#### INPUT

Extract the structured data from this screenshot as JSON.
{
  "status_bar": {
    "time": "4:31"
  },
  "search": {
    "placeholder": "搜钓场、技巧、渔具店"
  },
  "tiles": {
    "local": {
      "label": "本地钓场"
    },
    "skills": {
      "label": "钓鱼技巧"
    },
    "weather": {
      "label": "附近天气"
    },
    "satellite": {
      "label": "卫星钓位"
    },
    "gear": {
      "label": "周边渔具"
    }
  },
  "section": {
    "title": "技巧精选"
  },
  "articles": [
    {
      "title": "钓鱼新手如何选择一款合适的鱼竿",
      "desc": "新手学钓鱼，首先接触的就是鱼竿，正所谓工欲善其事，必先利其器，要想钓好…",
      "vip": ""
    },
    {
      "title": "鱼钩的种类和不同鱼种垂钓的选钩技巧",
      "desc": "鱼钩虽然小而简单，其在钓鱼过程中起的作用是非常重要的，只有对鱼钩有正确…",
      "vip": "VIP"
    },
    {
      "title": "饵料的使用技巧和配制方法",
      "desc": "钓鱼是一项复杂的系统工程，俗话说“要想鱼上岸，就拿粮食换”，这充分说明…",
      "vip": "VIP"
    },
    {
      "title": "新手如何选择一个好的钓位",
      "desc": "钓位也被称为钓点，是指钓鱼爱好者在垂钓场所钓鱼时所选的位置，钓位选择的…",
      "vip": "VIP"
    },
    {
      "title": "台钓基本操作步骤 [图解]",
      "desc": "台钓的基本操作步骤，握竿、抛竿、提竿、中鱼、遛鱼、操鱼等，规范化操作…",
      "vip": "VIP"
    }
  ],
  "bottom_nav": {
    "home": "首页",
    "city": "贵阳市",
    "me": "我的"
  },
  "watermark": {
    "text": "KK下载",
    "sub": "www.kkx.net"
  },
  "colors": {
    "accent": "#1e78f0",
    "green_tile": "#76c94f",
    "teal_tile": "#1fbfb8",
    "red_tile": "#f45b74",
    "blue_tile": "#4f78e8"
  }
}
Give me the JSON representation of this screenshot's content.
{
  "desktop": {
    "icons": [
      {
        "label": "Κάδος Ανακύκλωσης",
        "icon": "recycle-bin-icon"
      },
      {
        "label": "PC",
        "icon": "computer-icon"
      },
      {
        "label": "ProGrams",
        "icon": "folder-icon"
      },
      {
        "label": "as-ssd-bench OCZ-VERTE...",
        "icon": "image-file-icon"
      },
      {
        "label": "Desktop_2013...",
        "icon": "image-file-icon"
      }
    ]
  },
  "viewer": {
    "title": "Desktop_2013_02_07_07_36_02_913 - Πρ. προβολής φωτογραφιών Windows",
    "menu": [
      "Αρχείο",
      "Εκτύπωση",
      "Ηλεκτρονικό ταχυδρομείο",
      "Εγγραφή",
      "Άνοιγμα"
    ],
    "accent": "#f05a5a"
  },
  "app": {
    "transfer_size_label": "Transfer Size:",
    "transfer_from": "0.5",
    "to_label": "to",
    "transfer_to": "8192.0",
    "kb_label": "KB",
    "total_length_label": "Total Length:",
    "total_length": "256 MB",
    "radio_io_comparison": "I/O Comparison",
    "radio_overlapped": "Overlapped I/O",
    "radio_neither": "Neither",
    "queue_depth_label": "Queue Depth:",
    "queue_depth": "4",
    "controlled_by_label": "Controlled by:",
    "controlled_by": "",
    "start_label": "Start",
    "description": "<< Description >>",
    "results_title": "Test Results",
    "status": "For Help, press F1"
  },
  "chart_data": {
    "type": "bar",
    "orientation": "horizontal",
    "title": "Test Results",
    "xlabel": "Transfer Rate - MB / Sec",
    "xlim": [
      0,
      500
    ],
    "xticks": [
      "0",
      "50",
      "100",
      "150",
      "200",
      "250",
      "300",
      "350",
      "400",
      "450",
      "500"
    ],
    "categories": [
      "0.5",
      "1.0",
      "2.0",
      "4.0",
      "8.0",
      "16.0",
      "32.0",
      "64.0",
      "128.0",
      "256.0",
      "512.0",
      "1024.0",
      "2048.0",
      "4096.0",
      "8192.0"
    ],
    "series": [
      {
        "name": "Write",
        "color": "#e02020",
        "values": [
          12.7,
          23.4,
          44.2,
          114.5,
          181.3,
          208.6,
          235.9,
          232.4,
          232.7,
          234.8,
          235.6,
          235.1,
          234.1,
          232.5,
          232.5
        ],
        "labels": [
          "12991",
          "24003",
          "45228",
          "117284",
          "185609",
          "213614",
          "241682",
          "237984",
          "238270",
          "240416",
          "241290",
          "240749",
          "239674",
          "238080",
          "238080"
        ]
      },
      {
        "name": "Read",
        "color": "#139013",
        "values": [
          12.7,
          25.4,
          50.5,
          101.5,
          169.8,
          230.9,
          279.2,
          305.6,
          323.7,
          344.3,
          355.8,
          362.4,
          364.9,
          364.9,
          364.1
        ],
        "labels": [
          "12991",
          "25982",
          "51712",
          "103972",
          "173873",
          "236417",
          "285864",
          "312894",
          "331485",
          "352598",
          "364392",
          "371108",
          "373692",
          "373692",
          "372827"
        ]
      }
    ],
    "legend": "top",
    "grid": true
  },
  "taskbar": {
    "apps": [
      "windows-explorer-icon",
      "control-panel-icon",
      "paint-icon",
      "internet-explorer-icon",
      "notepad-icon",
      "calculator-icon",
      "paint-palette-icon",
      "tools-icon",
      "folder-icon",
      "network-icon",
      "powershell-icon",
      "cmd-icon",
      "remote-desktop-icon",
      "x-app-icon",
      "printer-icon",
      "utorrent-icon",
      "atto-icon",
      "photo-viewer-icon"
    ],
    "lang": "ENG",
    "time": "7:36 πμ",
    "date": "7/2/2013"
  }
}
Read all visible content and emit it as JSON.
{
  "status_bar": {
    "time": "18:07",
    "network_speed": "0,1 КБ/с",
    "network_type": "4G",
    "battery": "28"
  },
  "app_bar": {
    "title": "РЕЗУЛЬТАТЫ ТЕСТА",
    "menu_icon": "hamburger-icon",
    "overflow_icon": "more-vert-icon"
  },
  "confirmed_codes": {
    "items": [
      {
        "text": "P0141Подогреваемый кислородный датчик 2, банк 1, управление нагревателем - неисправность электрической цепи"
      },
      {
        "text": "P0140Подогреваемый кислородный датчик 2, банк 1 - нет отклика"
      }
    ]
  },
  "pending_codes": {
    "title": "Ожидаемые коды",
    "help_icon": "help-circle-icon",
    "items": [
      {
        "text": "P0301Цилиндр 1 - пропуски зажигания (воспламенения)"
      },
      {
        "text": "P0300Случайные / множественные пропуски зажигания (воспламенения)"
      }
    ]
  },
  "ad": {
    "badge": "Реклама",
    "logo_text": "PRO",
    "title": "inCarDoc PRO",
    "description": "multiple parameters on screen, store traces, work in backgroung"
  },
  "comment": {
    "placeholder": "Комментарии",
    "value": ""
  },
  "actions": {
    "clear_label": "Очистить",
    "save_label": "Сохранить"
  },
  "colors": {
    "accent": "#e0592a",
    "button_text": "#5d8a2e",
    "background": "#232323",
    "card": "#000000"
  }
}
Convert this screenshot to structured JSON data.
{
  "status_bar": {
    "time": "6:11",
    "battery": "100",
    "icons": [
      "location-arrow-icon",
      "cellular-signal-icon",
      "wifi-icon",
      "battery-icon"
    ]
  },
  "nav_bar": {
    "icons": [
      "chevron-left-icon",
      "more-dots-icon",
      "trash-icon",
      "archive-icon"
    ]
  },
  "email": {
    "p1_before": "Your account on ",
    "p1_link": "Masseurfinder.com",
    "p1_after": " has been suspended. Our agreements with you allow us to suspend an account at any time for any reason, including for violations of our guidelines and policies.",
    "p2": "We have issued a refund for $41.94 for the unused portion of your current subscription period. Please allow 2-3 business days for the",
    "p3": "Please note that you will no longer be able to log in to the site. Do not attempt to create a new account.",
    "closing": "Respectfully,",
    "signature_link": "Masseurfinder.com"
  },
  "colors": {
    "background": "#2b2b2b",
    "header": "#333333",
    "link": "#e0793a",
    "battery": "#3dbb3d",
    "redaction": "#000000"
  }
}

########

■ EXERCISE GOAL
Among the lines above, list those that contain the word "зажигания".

■ ANSWER SECTION
        "text": "P0301Цилиндр 1 - пропуски зажигания (воспламенения)"
        "text": "P0300Случайные / множественные пропуски зажигания (воспламенения)"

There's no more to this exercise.